Vinsamlegast notið þetta auðkenni þegar þið vitnið til verksins eða tengið í það: http://hdl.handle.net/1946/4029
Effects of polymorphic NAT2 on thalidomide treatment in prostate cancer
Previous studies have found certain NAT2 alleles to be associated with clinical outcomes of thalidomide based therapies administered to patients with prostate cancer. The purpose of this study was to validate previous associations and to reveal the molecular mechanism behind the association between NAT2 alleles and thalidomide treatment. Analysis of toxicity data, from a trial where patients with prostate cancer received thalidomide, revealed associations with NAT2 alleles, which is in accordance with earlier studies. Attempts to reveal the molecular mechanism behind these associations included testing for direct NAT2 metabolism of thalidomide with an in vitro assay using human NAT2 cytosol. NAT2 expression in the prostate was also tested with both western blotting and immunofluorescence techniques. The results indicate that thalidomide is not directly metabolized by NAT2. Western blotting and immunofluorescence experiments showed that NAT2 is expressed at detectable levels in the prostate, which suggests that there could be a gene-drug interaction between thalidomide and NAT2 in the prostate tumor.

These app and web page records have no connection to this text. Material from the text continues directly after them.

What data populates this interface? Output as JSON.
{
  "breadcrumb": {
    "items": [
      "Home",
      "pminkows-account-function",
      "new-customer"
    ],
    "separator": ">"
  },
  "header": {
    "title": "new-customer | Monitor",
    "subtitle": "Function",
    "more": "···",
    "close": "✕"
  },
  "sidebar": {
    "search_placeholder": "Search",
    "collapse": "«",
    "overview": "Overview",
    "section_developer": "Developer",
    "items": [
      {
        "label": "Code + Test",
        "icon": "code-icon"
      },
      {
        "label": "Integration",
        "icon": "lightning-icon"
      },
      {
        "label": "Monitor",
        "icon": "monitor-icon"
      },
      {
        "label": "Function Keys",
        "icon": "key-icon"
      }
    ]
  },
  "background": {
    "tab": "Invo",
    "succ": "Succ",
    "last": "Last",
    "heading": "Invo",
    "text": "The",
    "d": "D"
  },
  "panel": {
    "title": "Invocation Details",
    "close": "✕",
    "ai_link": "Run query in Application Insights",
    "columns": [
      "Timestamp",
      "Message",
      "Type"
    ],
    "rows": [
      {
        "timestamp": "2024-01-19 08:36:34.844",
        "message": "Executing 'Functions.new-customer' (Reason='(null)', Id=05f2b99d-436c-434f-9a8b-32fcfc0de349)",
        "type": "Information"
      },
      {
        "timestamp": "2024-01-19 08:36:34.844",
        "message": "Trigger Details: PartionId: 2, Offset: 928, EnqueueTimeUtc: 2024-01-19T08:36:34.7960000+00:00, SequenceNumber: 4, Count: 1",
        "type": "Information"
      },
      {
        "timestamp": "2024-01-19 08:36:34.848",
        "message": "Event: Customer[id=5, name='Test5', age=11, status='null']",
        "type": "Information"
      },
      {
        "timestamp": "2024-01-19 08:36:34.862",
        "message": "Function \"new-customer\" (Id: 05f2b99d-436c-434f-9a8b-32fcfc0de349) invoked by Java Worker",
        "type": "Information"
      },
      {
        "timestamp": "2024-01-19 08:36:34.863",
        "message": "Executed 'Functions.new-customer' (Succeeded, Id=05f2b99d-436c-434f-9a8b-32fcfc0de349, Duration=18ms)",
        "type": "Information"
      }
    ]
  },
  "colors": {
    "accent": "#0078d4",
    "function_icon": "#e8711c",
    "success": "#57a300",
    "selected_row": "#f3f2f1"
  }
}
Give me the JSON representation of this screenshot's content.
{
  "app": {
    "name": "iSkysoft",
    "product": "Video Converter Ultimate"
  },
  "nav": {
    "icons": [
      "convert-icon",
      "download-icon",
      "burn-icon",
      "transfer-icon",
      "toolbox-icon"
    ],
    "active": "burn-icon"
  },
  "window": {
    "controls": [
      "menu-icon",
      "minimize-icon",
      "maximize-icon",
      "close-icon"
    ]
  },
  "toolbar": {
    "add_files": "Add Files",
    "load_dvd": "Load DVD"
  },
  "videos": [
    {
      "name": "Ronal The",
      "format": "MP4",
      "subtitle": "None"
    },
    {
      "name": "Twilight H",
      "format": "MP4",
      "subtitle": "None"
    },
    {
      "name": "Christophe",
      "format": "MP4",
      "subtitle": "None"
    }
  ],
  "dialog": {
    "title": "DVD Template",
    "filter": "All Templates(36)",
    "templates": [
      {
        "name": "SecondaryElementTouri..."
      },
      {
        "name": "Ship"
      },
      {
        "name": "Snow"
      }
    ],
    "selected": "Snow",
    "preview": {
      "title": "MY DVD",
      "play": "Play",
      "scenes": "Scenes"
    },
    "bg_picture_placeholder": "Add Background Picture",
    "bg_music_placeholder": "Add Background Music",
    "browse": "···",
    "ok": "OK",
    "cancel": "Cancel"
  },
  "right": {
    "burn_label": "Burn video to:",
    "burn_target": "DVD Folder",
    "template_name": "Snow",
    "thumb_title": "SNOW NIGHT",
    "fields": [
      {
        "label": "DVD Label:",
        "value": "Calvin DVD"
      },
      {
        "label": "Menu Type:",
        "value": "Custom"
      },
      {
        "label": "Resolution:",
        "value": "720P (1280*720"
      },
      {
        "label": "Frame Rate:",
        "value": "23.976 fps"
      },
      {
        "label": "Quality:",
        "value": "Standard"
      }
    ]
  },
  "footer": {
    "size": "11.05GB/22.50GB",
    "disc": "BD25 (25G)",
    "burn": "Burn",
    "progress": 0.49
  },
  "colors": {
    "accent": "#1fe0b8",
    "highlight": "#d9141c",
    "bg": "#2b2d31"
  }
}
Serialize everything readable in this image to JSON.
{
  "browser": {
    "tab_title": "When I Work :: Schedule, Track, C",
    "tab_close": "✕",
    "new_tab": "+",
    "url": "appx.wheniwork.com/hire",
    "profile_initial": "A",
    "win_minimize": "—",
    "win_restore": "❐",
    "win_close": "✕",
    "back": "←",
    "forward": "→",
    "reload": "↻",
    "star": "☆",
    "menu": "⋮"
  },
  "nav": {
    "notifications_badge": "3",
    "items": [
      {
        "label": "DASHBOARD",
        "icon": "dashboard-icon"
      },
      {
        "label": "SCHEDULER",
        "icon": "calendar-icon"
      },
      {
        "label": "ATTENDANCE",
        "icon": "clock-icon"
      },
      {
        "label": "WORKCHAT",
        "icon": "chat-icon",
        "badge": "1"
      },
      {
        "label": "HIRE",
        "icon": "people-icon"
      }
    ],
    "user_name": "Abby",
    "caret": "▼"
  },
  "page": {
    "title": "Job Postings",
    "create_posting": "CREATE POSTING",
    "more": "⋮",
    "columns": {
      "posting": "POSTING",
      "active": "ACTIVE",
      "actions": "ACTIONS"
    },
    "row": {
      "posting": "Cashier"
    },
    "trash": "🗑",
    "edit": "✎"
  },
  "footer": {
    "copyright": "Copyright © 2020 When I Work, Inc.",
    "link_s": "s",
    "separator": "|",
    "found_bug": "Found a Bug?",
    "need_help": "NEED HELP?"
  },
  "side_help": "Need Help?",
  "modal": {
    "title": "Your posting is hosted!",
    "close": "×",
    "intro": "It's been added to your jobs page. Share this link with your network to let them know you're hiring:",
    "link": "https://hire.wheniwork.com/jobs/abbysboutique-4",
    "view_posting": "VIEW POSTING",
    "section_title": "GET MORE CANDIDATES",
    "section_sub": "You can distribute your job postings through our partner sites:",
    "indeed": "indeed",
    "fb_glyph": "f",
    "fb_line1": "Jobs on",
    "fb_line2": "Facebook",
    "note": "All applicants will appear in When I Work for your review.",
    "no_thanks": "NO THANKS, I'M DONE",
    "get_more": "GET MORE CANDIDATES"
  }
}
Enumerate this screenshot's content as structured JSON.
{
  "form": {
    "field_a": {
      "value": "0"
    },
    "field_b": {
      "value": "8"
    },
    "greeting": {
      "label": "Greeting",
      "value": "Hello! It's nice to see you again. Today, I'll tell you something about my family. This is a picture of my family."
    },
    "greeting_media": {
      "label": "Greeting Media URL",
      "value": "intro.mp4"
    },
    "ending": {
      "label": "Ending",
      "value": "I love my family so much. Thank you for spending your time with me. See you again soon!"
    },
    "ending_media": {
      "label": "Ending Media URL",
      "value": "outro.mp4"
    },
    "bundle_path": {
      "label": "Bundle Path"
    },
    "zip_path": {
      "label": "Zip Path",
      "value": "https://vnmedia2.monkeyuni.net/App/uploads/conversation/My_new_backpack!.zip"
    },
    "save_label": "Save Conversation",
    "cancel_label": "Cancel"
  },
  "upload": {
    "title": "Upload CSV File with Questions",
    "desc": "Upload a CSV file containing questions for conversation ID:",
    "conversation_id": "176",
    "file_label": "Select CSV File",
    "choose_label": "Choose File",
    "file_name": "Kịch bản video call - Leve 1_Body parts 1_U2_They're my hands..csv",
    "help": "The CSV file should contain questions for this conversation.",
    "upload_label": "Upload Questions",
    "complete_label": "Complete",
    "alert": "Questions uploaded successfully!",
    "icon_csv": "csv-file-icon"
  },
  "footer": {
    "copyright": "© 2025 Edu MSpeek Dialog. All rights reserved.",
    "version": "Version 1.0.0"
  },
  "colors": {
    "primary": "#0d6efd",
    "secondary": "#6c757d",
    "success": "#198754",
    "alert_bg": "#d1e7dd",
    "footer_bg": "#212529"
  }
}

It is still unclear why these clinical associations are present. The results suggest that direct NAT2 metabolism of thalidomide can not explain differences in clinical outcomes from thalidomide based therapy; however, it could be that NAT2 interacts with a pathway that opposes thalidomide action in the prostate.
The thesis is based on research carried out in Dr. Figg´s lab (molecular pharmacology section) at the National Institute of Health.